Face of the future

Toyota plans to install mind-reading technology in its vehicles by 2010, so that the key mental states of the driver such as drowsiness, anger or distraction, can be detected and acted upon.


Toyota, manufacturers of the popular Yaris, Prius and Verso, plans to install mind-reading technology in its vehicles by 2010, so that the key mental states of the driver such as drowsiness, anger or distraction, can be detected and acted upon.


Drawing on work at CambridgeUniversity‘s Computer Laboratory, the technology identifies 24 feature points on the face and tracks them in real-time. Movement, shape and skin colour are then analysed to identify gestures like a smile, frown or a raised eyebrow. Taken cumulatively, the mental condition of the driver will then be able to be predicted.


Dr Rana el Kaliouby of project partner MIT’s Media Laboratory, said: ‘My specific work with Cambridge was to develop face spatial analysis that analyses in real-time to associate different facial combinations and configurations to establish relevant underlying states.’


The key mental states the manufacturer is concerned with are drowsiness, as well as cognitive distraction, which can come in four forms – through being lost, if a road is monotonous, auditory distractions such as mobile phone use, and visually when the driver turns to talk to a passenger.


Critically, the vehicle’s response to the various mental states is still being considered, but the theory remains that the car will interpret these non-verbal clues and tailor its response accordingly. It is important for the driver, said Kaliouby, that the response is suggestive rather than instructive.



Realistic traffic behaviour


According to Kaliouby, Cambridge is due to start the second phase of testing at the Transport Research Laboratory (TRL) in Berkshire, which will last six months and be sponsored by Toyota, which she said had been impresssed by initial tests. This study will use a simulator to analyse more realistic traffic behaviour rather than using image libraries to train the computer. Following this, a long-term research project with the car maker is planned, where the team hopes to explore a combination of facial recognition technology with physiology sensors, such as skin sensors and heart rate monitors to gain a greater understanding of driver emotion.


Previous programs have detected six basic emotional states – happiness, sadness, anger, fear, surprise and disgust. But the one developed at Cambridge recognises complex states that, although appearing more frequently, are harder to detect as they are conveyed in a sequence of movements rather than a single expression. Most other systems assume a direct mapping between facial expressions and emotion, whereas Cambridge‘s interprets the facial and head gestures in the context of the person’s most recent mental state. This means that the same facial expression may imply different mental states according to the context.

The technology has also interested global oil and gas company Schlumberger, which has approached MIT with an interest in incorporating it into their vehicle fleet.
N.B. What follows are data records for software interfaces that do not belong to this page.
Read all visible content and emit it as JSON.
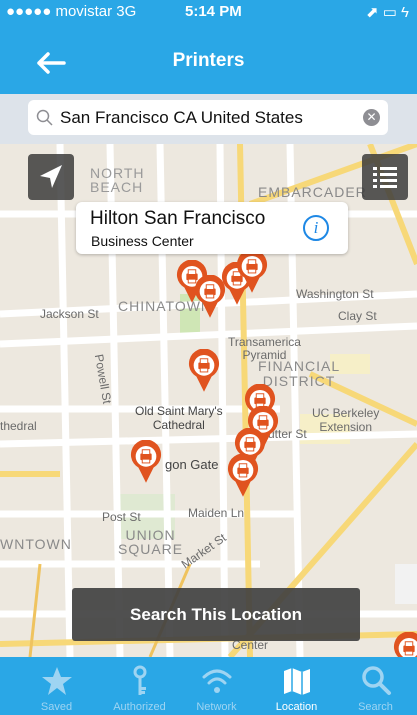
{
  "status": {
    "carrier": "●●●●● movistar 3G",
    "time": "5:14 PM",
    "right": "⬈ ▭ ϟ"
  },
  "nav": {
    "title": "Printers"
  },
  "search": {
    "value": "San Francisco CA United States"
  },
  "callout": {
    "title": "Hilton San Francisco",
    "subtitle": "Business Center"
  },
  "map_labels": {
    "north_beach": "NORTH\nBEACH",
    "embarcadero": "EMBARCADER",
    "chinatown": "CHINATOWN",
    "jackson": "Jackson St",
    "washington": "Washington St",
    "clay": "Clay St",
    "transamerica": "Transamerica\nPyramid",
    "financial": "FINANCIAL\nDISTRICT",
    "old_saint_marys": "Old Saint Mary's\nCathedral",
    "uc_berkeley": "UC Berkeley\nExtension",
    "cathedral": "thedral",
    "gate": "gon Gate",
    "sutter": "utter St",
    "post": "Post St",
    "maiden": "Maiden Ln",
    "union_square": "UNION\nSQUARE",
    "downtown": "WNTOWN",
    "market": "Market St",
    "powell": "Powell St",
    "center": "Center"
  },
  "search_location": {
    "label": "Search This Location"
  },
  "tabs": [
    {
      "label": "Saved"
    },
    {
      "label": "Authorized"
    },
    {
      "label": "Network"
    },
    {
      "label": "Location"
    },
    {
      "label": "Search"
    }
  ],
  "colors": {
    "accent": "#2aa7e6",
    "pin": "#e0531f"
  }
}
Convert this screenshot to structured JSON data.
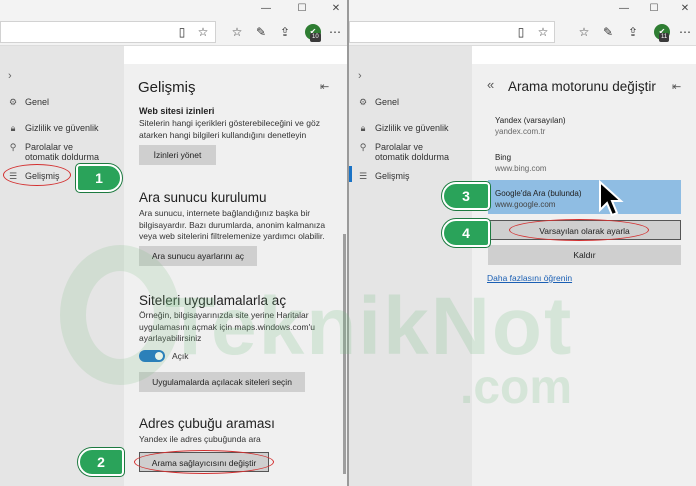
{
  "window": {
    "minimize": "—",
    "maximize": "☐",
    "close": "✕"
  },
  "toolbar": {
    "extension_count": "10",
    "extension_count_right": "11"
  },
  "left_pane": {
    "sidebar": {
      "items": [
        {
          "label": "Genel",
          "icon": "gear-icon"
        },
        {
          "label": "Gizlilik ve güvenlik",
          "icon": "lock-icon"
        },
        {
          "label": "Parolalar ve otomatik doldurma",
          "icon": "key-icon"
        },
        {
          "label": "Gelişmiş",
          "icon": "sliders-icon"
        }
      ]
    },
    "settings": {
      "title": "Gelişmiş",
      "site_permissions": {
        "heading": "Web sitesi izinleri",
        "description": "Sitelerin hangi içerikleri gösterebileceğini ve göz atarken hangi bilgileri kullandığını denetleyin",
        "button": "İzinleri yönet"
      },
      "proxy": {
        "heading": "Ara sunucu kurulumu",
        "description": "Ara sunucu, internete bağlandığınız başka bir bilgisayardır. Bazı durumlarda, anonim kalmanıza veya web sitelerini filtrelemenize yardımcı olabilir.",
        "button": "Ara sunucu ayarlarını aç"
      },
      "apps": {
        "heading": "Siteleri uygulamalarla aç",
        "description": "Örneğin, bilgisayarınızda site yerine Haritalar uygulamasını açmak için maps.windows.com'u ayarlayabilirsiniz",
        "toggle_label": "Açık",
        "toggle_on": true,
        "button": "Uygulamalarda açılacak siteleri seçin"
      },
      "address_bar": {
        "heading": "Adres çubuğu araması",
        "description": "Yandex ile adres çubuğunda ara",
        "button": "Arama sağlayıcısını değiştir"
      }
    }
  },
  "right_pane": {
    "sidebar": {
      "items": [
        {
          "label": "Genel",
          "icon": "gear-icon"
        },
        {
          "label": "Gizlilik ve güvenlik",
          "icon": "lock-icon"
        },
        {
          "label": "Parolalar ve otomatik doldurma",
          "icon": "key-icon"
        },
        {
          "label": "Gelişmiş",
          "icon": "sliders-icon"
        }
      ]
    },
    "search_engine": {
      "back": "«",
      "title": "Arama motorunu değiştir",
      "engines": [
        {
          "name": "Yandex (varsayılan)",
          "url": "yandex.com.tr"
        },
        {
          "name": "Bing",
          "url": "www.bing.com"
        },
        {
          "name": "Google'da Ara (bulunda)",
          "url": "www.google.com",
          "selected": true
        }
      ],
      "set_default_button": "Varsayılan olarak ayarla",
      "remove_button": "Kaldır",
      "learn_more_link": "Daha fazlasını öğrenin"
    }
  },
  "callouts": [
    "1",
    "2",
    "3",
    "4"
  ],
  "watermark": {
    "text": "TeknikNot",
    "sub": ".com"
  },
  "colors": {
    "accent": "#1a73c6",
    "callout": "#2aa35a",
    "highlight_ring": "#d32f2f",
    "selected_engine": "#8fbde3"
  }
}
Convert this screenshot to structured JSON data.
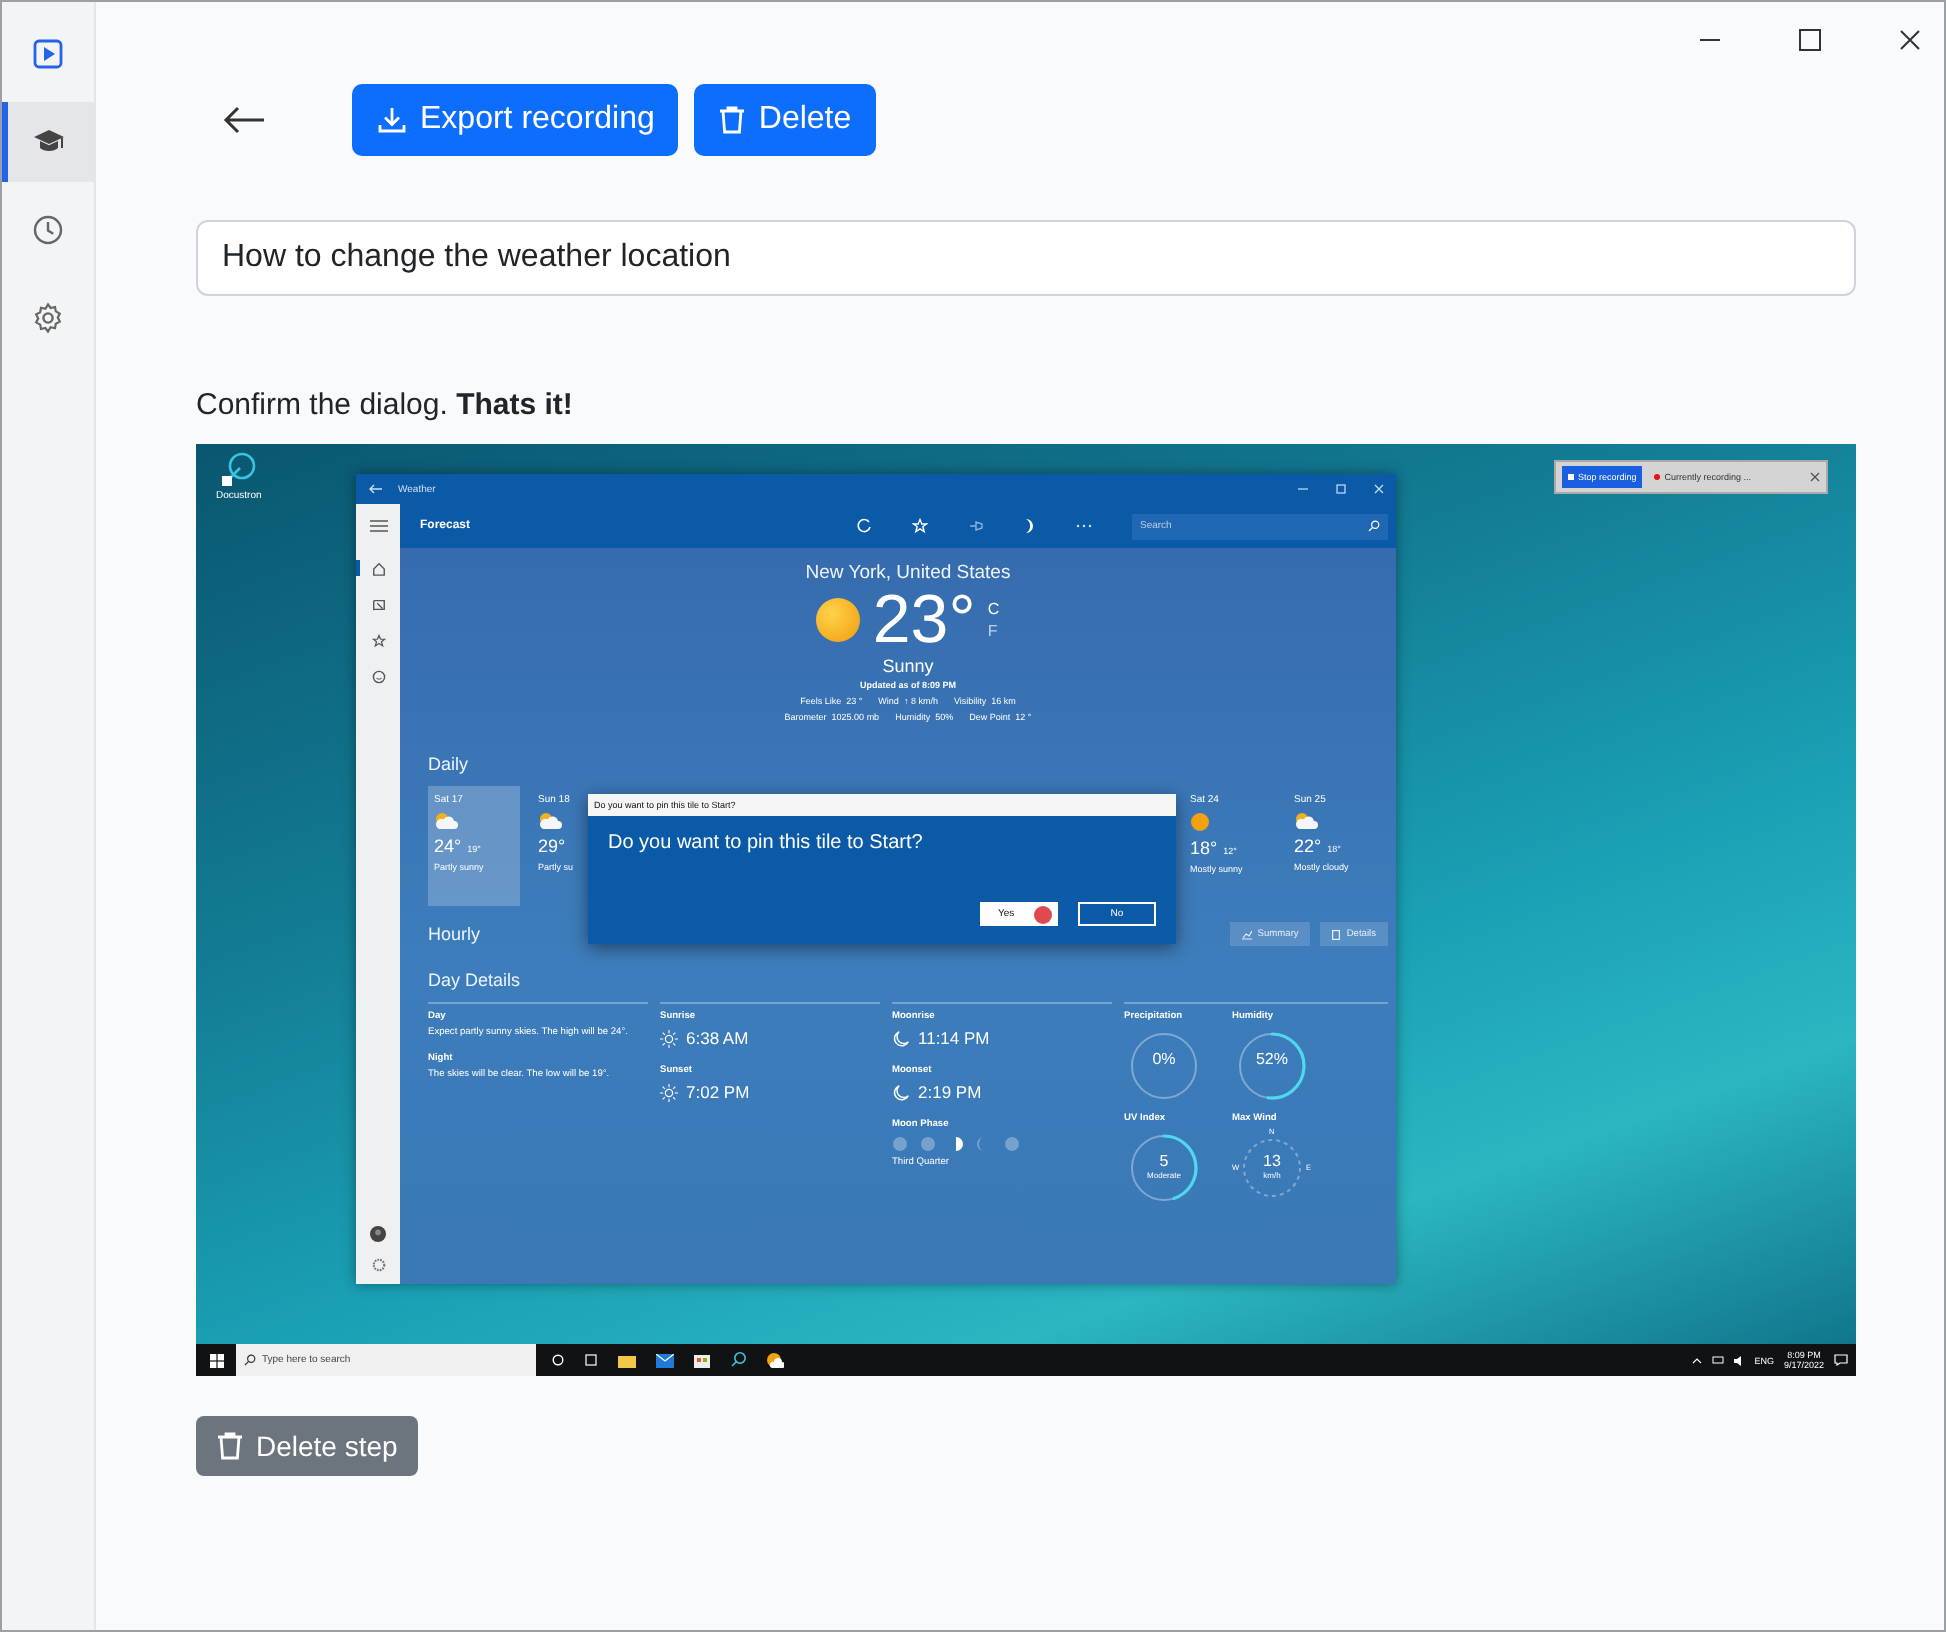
{
  "sidebar": {
    "items": [
      {
        "kind": "play",
        "selected": false
      },
      {
        "kind": "learn",
        "selected": true
      },
      {
        "kind": "history",
        "selected": false
      },
      {
        "kind": "settings",
        "selected": false
      }
    ]
  },
  "toolbar": {
    "buttons": [
      {
        "kind": "export",
        "label": "Export recording"
      },
      {
        "kind": "delete",
        "label": "Delete"
      }
    ]
  },
  "title_field": {
    "value": "How to change the weather location"
  },
  "step": {
    "description": "Confirm the dialog. **Thats it!**",
    "screenshot": {
      "desktop_icon": {
        "label": "Docustron"
      },
      "recorder": {
        "stop_button": "Stop recording",
        "status": "Currently recording ..."
      },
      "weather": {
        "title": "Weather",
        "header": "Forecast",
        "search_placeholder": "Search",
        "nav": [
          {
            "kind": "home",
            "selected": true
          },
          {
            "kind": "maps",
            "selected": false
          },
          {
            "kind": "favorites",
            "selected": false
          },
          {
            "kind": "news",
            "selected": false
          }
        ],
        "current": {
          "location": "New York, United States",
          "temperature": "23°",
          "units": [
            "C",
            "F"
          ],
          "condition": "Sunny",
          "updated": "Updated as of 8:09 PM",
          "details": [
            [
              {
                "label": "Feels Like",
                "value": "23 °"
              },
              {
                "label": "Wind",
                "value": "↑ 8 km/h"
              },
              {
                "label": "Visibility",
                "value": "16 km"
              }
            ],
            [
              {
                "label": "Barometer",
                "value": "1025.00 mb"
              },
              {
                "label": "Humidity",
                "value": "50%"
              },
              {
                "label": "Dew Point",
                "value": "12 °"
              }
            ]
          ]
        },
        "daily": {
          "heading": "Daily",
          "days": [
            {
              "day": "Sat 17",
              "high": "24°",
              "low": "19°",
              "summary": "Partly sunny",
              "kind": "partly-cloudy",
              "selected": true
            },
            {
              "day": "Sun 18",
              "high": "29°",
              "summary": "Partly su",
              "kind": "partly-cloudy",
              "selected": false
            },
            {
              "day": "Sat 24",
              "high": "18°",
              "low": "12°",
              "summary": "Mostly sunny",
              "kind": "sun",
              "selected": false
            },
            {
              "day": "Sun 25",
              "high": "22°",
              "low": "18°",
              "summary": "Mostly cloudy",
              "kind": "partly-cloudy",
              "selected": false
            }
          ]
        },
        "hourly": {
          "heading": "Hourly",
          "buttons": [
            {
              "kind": "chart",
              "label": "Summary"
            },
            {
              "kind": "list",
              "label": "Details"
            }
          ]
        },
        "day_details": {
          "heading": "Day Details",
          "texts": [
            {
              "label": "Day",
              "text": "Expect partly sunny skies. The high will be 24°."
            },
            {
              "label": "Night",
              "text": "The skies will be clear. The low will be 19°."
            }
          ],
          "sun": [
            {
              "label": "Sunrise",
              "value": "6:38 AM"
            },
            {
              "label": "Sunset",
              "value": "7:02 PM"
            }
          ],
          "moon": [
            {
              "label": "Moonrise",
              "value": "11:14 PM"
            },
            {
              "label": "Moonset",
              "value": "2:19 PM"
            }
          ],
          "moon_phase": {
            "label": "Moon Phase",
            "value": "Third Quarter"
          },
          "gauges": [
            {
              "kind": "ring",
              "label": "Precipitation",
              "value": "0%"
            },
            {
              "kind": "ring",
              "label": "Humidity",
              "value": "52%",
              "level": 0.52
            },
            {
              "kind": "ring",
              "label": "UV Index",
              "value": "5",
              "sub": "Moderate",
              "level": 0.45
            },
            {
              "kind": "compass",
              "label": "Max Wind",
              "value": "13",
              "sub": "km/h",
              "directions": [
                "N",
                "W",
                "E"
              ]
            }
          ]
        }
      },
      "dialog": {
        "title": "Do you want to pin this tile to Start?",
        "message": "Do you want to pin this tile to Start?",
        "buttons": [
          {
            "label": "Yes",
            "selected": true
          },
          {
            "label": "No",
            "selected": false
          }
        ]
      },
      "taskbar": {
        "search_placeholder": "Type here to search",
        "language": "ENG",
        "time": "8:09 PM",
        "date": "9/17/2022"
      }
    },
    "delete_button": {
      "label": "Delete step"
    }
  }
}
And it isn’t just in transport where the technology is relevant. MIT has been working closely with an autism day centre in Rhode Island to see if the technique can improve human-to-human interaction.